The playing throughout reflects the mood of a real-life film family reunion that Bergman’s homecoming to Sweden has been [after a period of self-exile in Munich, following a row with Sweden’s tax authorities in 1976]. The two children perform with quiet authority, totally devoid of any cuteness or lapses into obvious acting. All adult roles are played with a blend of gusto and professionalism.

1982: Best Foreign Language Film

Fanny Och Alexander

Sweden - Germany - France

Production: Swedish Film Institute/STV1/Personafilm/Gaumon. Director Ingmar Bergman; Producer Jorn Donner (exec.); Screenplay Ingmar Bergman; Camera Sven Nykvist; Editor Sylvia Ingemarsson; Music Daniel Bell; Art Director Anna Asp

Crew: (Color) Available on VHS, DVD. Extract of a review from 1982. Running time: 188 MIN.

With: Gunn Wallgren Allan Edwall Ewa Froling Bertil Guve Pernilla Allwin Jarl Kulle

More Film

  • Chris Evans attends the "Lobby Hero"

    Chris Evans' Action Film 'The Red Sea Diving Resort' Bought by Netflix

    Netflix has bought global rights, excluding China, to Chris Evans’ action-thriller “The Red Sea Diving Resort” for release later this year. Haley Bennett, Alessandro Nivola, Michael Kenneth Williams, Michiel Huisman, Greg Kinnear, and Ben Kingsley also star. “The Red Sea Diving Resort” is directed by “Homeland” creator Gideon Raff from his own script. Raff had [...]

  • 'Star Wars Episode IX' Has Officially

    'Star Wars Episode IX' Has Officially Wrapped

    The end is nigh! Filming for “Star Wars Episode IX” has officially wrapped, bringing an end to a franchise that has spanned more than 40 years and eight films. Director J.J. Abrams confirmed the news Friday tweeting, “It feels impossible, but today wrapped photography on ‘Episode IX.’ There is no adequate way to thank this [...]

  • Ben Affleck Batman

    Ben Affleck Explains Why He's Done Playing Batman: 'I Couldn't Crack It'

    Ben Affleck is hanging up his cape and saying goodbye to Batman. In an appearance on “Jimmy Kimmel Live” Thursday, the actor explained why he will not be returning as the Caped Crusader in the 2021 film “The Batman,” to be written and directed by Matt Reeves. Affleck is retiring from the role after playing [...]

  • 'Great Bear Rainforest' Review

    Film Review: 'Great Bear Rainforest'

    Imax documentaries take us into the wilderness in ways we could only ever dream of experiencing in person, inviting us to marvel at the majesty of mother nature.
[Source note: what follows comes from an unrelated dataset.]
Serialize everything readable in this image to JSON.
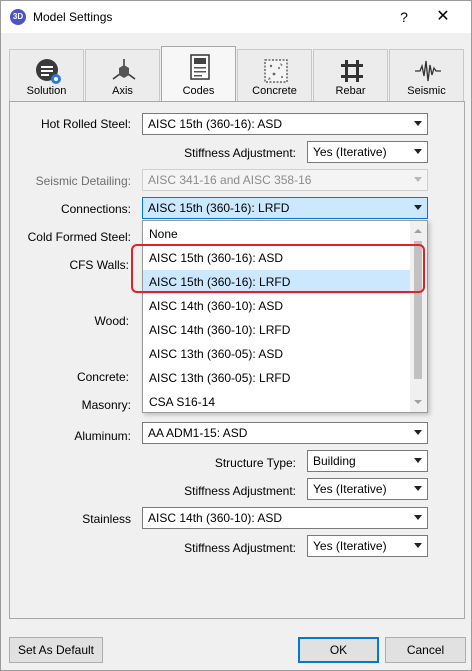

Director Ian McAllister’s “Great Bear Rainforest” journeys deep into a remote, relatively untouched landscape where crystal clear lakes mirror the mountains and misty, mossy cedar forests tower [...]

  • Seu Jorge, director Wagner Moura, Bella

    Makers of Berlin Competition Title 'Marighella' Worry About Distribution at Home

    Worried that growing political tension in Brazil may hamper the domestic release of “Marighella,” Wagner Moura’s directorial debut about a leftist revolutionary, the movie’s producers may seek to crowd-fund its distribution independently. “We are going to fight for it,” producer Andrea Barata Ribeiro said ahead of the film’s world premiere at the Berlinale on Friday. [...]

  • Isle of Dogs

    ‘Isle of Dogs’ Called for a Thousand Sophisticated Puppets

    Andy Gent says it was clear as soon as he read Wes Anderson’s script for “Isle of Dogs” that the project was very ambitious. It just took a while to understand exactly how ambitious. For example, it was originally estimated the animated movie would require between 300 and 400 puppets, the same number needed for [...]

More From Our Brands

Access exclusive content